Last year I mentioned a show titled Space: 1999. I mentioned it because we science fiction buffs have been on short rations lately, and I had hoped that somebody would pick it up.

Instead, it was put off for a year. I mention the show now because if the CRTC is willing and the creeks don't rise, we'll be getting NBC this summer and the Spokane NBC affiliate, will definitely be running Space: 1999 come September.

Although I haven't seen the program myself, I did talk to Homer Mason, KHQ-tv program director, who had. He's not really a sci-fi buff, but he does enjoy a certain amount of the stuff, and he's enthusiastic about Space: 1999.

The program is British but with a cast which is mostly American. The stars are Barbara Bain and Martin Landau, both Mission Impossible grads.

According to Mason, the production values are excellent and the special effects are something else again.

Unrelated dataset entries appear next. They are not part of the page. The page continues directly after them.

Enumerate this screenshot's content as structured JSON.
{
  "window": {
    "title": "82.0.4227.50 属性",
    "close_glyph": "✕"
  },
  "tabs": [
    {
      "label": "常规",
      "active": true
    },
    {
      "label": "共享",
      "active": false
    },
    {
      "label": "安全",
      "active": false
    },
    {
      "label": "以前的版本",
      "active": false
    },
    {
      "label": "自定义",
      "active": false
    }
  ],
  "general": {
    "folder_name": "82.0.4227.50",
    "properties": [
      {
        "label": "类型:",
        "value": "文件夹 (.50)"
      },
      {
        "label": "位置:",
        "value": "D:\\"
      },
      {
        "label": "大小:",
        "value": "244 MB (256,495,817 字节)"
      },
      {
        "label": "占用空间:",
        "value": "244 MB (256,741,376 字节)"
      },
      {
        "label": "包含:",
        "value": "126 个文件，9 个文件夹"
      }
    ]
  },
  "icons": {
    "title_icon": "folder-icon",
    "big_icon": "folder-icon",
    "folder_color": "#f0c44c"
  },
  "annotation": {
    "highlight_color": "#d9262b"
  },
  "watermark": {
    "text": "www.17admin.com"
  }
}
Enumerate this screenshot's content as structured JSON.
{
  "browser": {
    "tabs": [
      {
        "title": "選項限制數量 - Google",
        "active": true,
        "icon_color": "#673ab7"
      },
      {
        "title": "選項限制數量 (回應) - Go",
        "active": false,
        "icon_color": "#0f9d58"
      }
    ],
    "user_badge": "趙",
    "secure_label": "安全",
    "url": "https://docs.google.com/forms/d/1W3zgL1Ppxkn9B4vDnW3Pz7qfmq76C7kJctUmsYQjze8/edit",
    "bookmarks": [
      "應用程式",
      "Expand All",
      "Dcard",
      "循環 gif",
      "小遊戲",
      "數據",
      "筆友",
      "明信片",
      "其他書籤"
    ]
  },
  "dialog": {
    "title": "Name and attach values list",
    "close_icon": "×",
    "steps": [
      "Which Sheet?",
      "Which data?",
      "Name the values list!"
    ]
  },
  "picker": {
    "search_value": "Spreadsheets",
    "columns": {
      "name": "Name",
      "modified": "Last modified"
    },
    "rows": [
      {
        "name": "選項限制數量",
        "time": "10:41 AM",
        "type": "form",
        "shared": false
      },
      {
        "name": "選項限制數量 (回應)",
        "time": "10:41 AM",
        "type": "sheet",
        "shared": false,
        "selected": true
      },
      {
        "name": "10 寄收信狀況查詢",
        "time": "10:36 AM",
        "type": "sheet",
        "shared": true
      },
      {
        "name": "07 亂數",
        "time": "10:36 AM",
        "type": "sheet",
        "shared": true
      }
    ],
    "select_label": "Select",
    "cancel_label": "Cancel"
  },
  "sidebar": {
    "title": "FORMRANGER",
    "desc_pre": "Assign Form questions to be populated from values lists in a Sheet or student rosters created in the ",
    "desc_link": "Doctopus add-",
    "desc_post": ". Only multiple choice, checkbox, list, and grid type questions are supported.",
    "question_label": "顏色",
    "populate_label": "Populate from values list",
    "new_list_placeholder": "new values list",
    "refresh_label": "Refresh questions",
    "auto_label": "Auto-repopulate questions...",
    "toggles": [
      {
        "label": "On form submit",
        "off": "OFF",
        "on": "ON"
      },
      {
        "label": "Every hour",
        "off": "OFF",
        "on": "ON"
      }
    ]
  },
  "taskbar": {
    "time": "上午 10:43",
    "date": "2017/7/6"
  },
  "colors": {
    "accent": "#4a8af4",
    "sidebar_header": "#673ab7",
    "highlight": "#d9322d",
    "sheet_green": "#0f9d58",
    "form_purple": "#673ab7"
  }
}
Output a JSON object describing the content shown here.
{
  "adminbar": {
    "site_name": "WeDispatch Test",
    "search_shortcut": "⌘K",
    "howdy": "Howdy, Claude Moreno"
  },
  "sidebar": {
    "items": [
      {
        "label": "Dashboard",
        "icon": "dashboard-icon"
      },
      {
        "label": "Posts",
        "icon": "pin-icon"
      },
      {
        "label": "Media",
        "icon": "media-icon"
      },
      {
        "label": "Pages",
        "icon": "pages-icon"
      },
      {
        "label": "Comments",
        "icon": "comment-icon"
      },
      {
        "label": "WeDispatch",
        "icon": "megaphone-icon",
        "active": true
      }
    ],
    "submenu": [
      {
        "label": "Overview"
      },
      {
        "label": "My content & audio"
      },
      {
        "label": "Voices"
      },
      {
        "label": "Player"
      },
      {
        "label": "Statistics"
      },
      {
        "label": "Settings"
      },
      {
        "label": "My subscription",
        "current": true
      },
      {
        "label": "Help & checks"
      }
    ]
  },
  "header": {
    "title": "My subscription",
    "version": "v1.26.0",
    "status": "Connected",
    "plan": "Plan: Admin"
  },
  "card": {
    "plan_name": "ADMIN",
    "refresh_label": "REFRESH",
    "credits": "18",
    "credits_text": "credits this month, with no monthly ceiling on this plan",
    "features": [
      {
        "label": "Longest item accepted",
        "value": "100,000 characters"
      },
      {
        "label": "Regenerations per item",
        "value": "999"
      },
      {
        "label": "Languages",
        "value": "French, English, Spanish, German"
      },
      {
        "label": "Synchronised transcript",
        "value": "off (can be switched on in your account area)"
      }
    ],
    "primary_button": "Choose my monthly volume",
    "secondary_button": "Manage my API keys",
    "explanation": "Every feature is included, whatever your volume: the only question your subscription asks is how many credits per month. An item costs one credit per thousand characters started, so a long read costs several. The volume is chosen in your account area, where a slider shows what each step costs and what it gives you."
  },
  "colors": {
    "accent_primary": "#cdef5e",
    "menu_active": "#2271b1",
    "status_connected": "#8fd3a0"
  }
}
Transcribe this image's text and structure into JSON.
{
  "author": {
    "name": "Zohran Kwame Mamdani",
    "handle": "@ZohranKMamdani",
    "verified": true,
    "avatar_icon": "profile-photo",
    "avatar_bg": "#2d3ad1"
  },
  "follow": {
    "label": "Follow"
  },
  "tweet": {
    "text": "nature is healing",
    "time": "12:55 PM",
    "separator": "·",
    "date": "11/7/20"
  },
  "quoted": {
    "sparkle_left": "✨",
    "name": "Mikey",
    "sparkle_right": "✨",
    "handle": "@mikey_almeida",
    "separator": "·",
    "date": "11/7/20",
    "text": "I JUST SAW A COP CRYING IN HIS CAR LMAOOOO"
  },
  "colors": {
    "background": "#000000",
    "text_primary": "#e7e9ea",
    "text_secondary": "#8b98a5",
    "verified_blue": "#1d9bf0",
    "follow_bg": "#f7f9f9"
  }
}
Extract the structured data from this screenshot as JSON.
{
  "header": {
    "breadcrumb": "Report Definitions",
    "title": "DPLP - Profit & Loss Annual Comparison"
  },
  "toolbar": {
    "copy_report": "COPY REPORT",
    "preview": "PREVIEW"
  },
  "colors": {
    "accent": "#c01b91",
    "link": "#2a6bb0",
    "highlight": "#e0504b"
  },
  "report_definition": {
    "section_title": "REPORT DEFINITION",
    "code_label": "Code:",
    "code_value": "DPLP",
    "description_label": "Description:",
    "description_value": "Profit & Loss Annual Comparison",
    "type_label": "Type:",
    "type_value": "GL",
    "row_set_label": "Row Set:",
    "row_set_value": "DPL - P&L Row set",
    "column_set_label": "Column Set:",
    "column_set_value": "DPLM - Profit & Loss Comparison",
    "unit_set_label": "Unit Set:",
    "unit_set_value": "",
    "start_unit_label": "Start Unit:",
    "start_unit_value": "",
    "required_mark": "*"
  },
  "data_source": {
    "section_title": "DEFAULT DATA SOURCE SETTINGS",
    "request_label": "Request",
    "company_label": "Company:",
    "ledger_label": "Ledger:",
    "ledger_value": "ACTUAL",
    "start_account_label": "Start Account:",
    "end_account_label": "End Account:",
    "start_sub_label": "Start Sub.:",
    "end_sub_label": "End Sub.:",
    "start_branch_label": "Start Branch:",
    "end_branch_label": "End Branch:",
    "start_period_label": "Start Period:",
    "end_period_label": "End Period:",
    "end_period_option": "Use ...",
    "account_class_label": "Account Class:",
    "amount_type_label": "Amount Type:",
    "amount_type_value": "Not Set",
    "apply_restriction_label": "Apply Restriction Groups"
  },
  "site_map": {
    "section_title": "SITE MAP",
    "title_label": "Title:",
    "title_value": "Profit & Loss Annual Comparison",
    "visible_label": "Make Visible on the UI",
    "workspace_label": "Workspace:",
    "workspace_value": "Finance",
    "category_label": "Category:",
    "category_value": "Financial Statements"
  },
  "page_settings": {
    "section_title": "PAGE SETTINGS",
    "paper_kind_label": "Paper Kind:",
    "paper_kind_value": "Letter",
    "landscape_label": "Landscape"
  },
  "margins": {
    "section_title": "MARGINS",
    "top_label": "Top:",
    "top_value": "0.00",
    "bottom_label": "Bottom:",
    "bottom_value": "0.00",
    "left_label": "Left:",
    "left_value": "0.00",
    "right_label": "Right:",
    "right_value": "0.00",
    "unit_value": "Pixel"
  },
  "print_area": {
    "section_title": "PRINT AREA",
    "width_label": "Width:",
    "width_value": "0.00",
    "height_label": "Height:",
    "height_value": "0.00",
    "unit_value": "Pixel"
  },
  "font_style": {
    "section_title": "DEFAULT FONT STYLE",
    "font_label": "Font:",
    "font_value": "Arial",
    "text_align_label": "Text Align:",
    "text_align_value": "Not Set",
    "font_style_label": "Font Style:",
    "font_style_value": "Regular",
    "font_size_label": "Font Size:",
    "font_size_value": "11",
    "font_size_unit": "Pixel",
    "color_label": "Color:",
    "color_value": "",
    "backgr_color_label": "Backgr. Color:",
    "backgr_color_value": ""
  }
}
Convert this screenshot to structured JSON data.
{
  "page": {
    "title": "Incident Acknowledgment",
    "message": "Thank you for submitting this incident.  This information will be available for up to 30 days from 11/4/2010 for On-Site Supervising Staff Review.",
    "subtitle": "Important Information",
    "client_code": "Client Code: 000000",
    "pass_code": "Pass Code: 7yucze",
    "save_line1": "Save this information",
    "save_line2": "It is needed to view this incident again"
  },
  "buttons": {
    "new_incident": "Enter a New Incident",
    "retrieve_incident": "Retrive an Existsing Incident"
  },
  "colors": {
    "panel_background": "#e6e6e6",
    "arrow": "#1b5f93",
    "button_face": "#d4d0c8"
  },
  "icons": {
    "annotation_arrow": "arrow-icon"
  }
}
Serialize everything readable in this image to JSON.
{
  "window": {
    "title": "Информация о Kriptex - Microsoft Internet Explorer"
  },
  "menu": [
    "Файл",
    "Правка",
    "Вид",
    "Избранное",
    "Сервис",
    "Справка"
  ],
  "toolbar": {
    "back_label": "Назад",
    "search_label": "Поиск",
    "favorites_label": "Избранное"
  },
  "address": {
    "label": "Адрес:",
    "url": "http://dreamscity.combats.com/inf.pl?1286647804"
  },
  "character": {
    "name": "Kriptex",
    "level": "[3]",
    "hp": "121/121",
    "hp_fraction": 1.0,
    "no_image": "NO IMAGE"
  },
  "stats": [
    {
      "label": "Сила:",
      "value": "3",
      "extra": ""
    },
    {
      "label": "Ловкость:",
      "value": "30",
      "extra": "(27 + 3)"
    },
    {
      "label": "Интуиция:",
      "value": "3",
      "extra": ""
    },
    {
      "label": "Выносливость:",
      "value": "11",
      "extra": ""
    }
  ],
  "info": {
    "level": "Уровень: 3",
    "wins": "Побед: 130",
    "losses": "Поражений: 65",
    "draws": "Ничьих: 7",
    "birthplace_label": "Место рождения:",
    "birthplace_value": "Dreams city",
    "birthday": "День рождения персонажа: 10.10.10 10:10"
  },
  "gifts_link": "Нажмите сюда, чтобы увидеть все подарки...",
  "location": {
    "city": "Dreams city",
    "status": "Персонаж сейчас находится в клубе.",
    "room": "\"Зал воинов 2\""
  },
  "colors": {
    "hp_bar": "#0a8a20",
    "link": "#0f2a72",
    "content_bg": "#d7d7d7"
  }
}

In the trade magazines they've been compared to the effects in 2001.

The program costs run about $275,000 per episode, high by British standards and expensive even by U.S. standards.

Individual station managers are evidently ecstatic about the show and its effects and wonder why one of the networks didn't pick it up.

Instead the show is in syndication, available to any station manager who wants to pay the price and the price is evidently pretty high so it will be used as a prime-time lead-in.

One thing about the show is that it gives U.S. stations something worthwhile (hopefully) for their prime-access spots. The FCC (the U.S. CRTC) gave local stations access to the prime time hours which would otherwise have been ruled by the networks.

The FCC had hoped to see good local, or at least good programs period in the local prime time slots. Instead, the stations stuck in quiz shows and re-runs. With Space: 1999 the local stations have a chance to run an expensive, network-quality series.

As for the show itself, Mason says that it is based around a space station established on the moon by a UN- type body made up of various nations.

One of the things the station and personnel do is dispose of radio-active waste from earth reactors. (This is an interesting point because there is a problem in disposing of such waste) They dump this stuff on the dark side of the moon, supposedly ridding earth of a bad problem. Some is dumped on the surface but most is encased in concrete and buried.

However (there always is a "however", isn't there), something happens and the buried stuff goes critical and explodes. In response to one or other of Newton's Laws - every action has an equal and opposite reaction especially when called for by the script - the explosion pushes old Luna out of orbit and it goes chasing merrily through the solar system.

This would play havoc with earth, since the moon has something or other to do with tides. It would also play havoc with Tin Pan Alley, whose writers would no longer have anything to rhyme with June.

But you must admit that a travelling moon makes a rather impressive space ship, and the heroes of Space: 1999 evidently use the moon as one.

Mason feels the program has been intelligently done and beautifully constructed although he does say that the acting in the pilot is not all that great. He blames this, however, on the amount of expository material which must be thrown at the audience In order to clue the viewer into the deal.

I await the program with happy hope. Now if the CRTC will only come through, we're in.


As a footnote to Space: 1999, there is one hitch: Metro-Goldwyn-Mayer Inc. recently filed a suit in United States Superior Court asking $1 million in damages against the producer and distributors of the show. MGM alleges that the title is too close to that of its movie 2001: A Space Odyssey, and constitutes a misappropriation of property rights.